Here are two very similar videos where Corey covers some of the basics in his camera bag. Note that the content is free!

IN ADVENTURE PHOTOGRAPHY EQUIPMENT INSURANCE IS A MUST - PART 2

THE UPDATE

A couple of weeks ago I mentioned that my camera was soaked in a canyoneering incident and I wrote this blog post about getting insurance. Just as a quick follow-up, I wanted to finish telling you about my experience getting equipment replaced.

After emailing my rep at TCP, I spoke with the actual insurance company and told them the brief but nevertheless horrific story. The kind lady I spoke with filed a claim and got pricing for replacement equipment, including a discount. I ordered my new lens and camera body a couple of days ago and the insurance company sent the check yesterday. Talk about a hassle-free process. Not that I look forward to wrecking my equipment again, but it is nice knowing that I can be free to take some risks for better images and my equipment won't fall victim to it.

SIDE NOTE
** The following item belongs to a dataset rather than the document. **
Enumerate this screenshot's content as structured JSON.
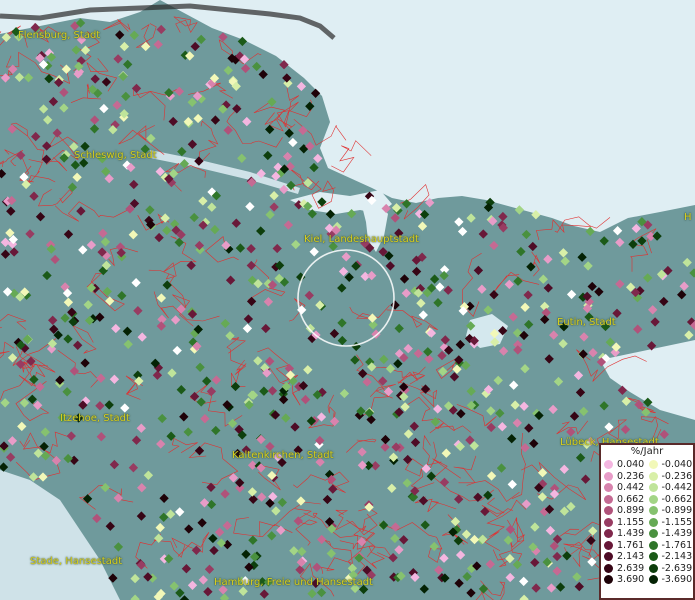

I did pay a $500 deductible to replace my damaged equipment and, like car insurance, my premium went up by $100 or so for the next year. After a year of no accidents, my rates will drop back down to the original amount.